The 19-inch rack format, originally used as mounting systems for railroad signaling relays, has remained a constant while the technology that is mounted within it has changed to completely different fields. Equipment designed to be placed in a rack is typically described as rack-mount, rack mountable or subrack. It is covered by standards DIN 41494, IEC 297-3 and IEEE 1001.1
RU (rack unit) or U is the unit of measure used to describe the height of equipment intended for mounting in a 19-inch rack. One U is 1.75 inches (44.45 mm) high.
HP (horizontal pitch) is the unit of length defined by the Eurocard standard used to measure the horizontal width of rack mounted electronic equipment. One HP is 0.2 inches (5.08 mm) wide. A standard 19-inch rack is 84 HP wide.
A rack's mounting fixture consists of two parallel vertical metal "posts" or "panel mounts". The posts are each 0.625 inches (15.88 mm) wide, and separated by a gap of 17.75 inches (450.85 mm), giving an overall rack width of 19 inches (482.60 mm). The posts have matching holes in them at regular intervals, with a center-to-center distance of 18.312 inches (465.12 mm). Vertically the holes in the posts are arranged in repeating sets of three, with center-to-center separations of 0.5 inches (12.70 mm), 0.625 inches (15.88 mm), 0.625 inches (15.88 mm). The hole pattern thus repeats every 1.75 inches (44.45 mm).

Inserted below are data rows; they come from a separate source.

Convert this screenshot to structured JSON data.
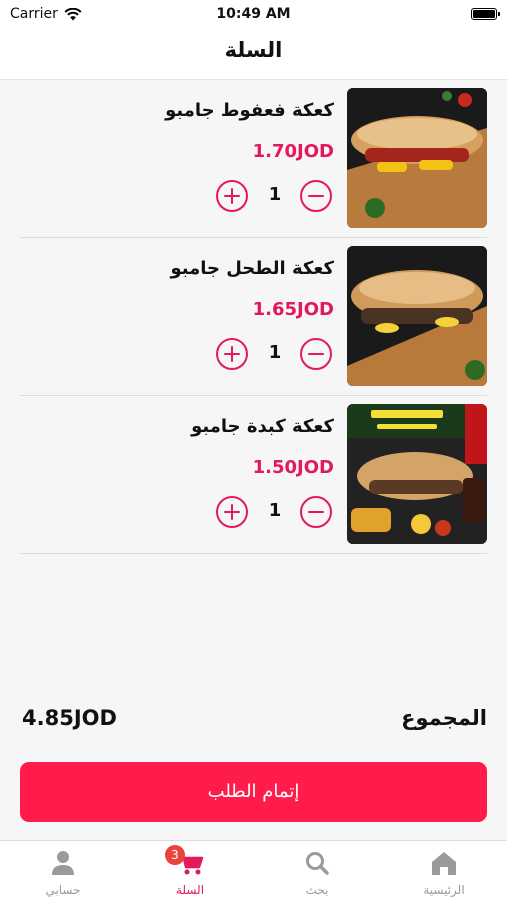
{
  "status_bar": {
    "carrier": "Carrier",
    "time": "10:49 AM"
  },
  "header": {
    "title": "السلة"
  },
  "cart": {
    "items": [
      {
        "name": "كعكة فعفوط جامبو",
        "price": "1.70JOD",
        "quantity": "1"
      },
      {
        "name": "كعكة الطحل جامبو",
        "price": "1.65JOD",
        "quantity": "1"
      },
      {
        "name": "كعكة كبدة جامبو",
        "price": "1.50JOD",
        "quantity": "1"
      }
    ]
  },
  "summary": {
    "total_label": "المجموع",
    "total_value": "4.85JOD"
  },
  "checkout": {
    "label": "إتمام الطلب"
  },
  "tab_bar": {
    "tabs": [
      {
        "label": "الرئيسية",
        "icon": "home-icon"
      },
      {
        "label": "بحث",
        "icon": "search-icon"
      },
      {
        "label": "السلة",
        "icon": "cart-icon",
        "badge": "3"
      },
      {
        "label": "حسابي",
        "icon": "person-icon"
      }
    ]
  },
  "colors": {
    "accent": "#e3195a",
    "checkout": "#ff1c4d",
    "badge": "#e8443b",
    "inactive": "#9a9a9a"
  }
}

Tapped-hole racks are used for hardware that rarely changes, such as phone, network cabling panels, TV broadcasting facilities, studios and relay racks. Clearance-hole racks have holes large enough to permit a bolt to be freely inserted through without binding, and held in place by cage nuts, (a spring steel clip within which is a captive nut). Square-hole racks allow boltless mounting, such that the rack-mount equipment only needs to insert through and hook down into the lip of the square hole.
These days square holes for cage-nuts in rack rails are more common than threaded holes. The mounting screws and cage-nuts sizes are typically:
- Metric M6, (thread size of 6 millimeters). These are larger and stronger than the #10-32 screws.
- American #10-32, (drill size 10 and 32 threads per inch), smaller than a #12-24 screw.
- American #12-24, (drill size 12 and 24 threads per inch), larger than a #10-32 screw, smaller than an M6 screw.
- ^ Practical-Home-Theater-Guide.com's Audio-Video Equipment Racks
- ^ Rack-mounting screws for mounting equipment, shelves, and accessories onto IT racks, Rackit Technology
- 19-inch rack article on Wikipedia
- Horizontal pitch article on Wikipedia
- Rack unit article on Wikipedia
- The Server Rack FAQ
- Practical-Home-Theater-Guide.com's Audio-Video Equipment Racks
- Wikipedia:Rack unit
- Synthesizers.com:Building a studio rack
- All About Racks and Rails
- Synthesizers.com, DIY Synthesizer Cabinet
- Instructables, 8U Rack Case From IKEA RAST Table
- PatchPierre, DIY Modular Case Ideas
- Tone's Analog Synthesizer Projects and Products, Modular in a Toolbox
- Yusynth, And now to some woodworks....
- Music From Outer Space, Modular Synth Cabinet How-To
- All Metal Parts, UK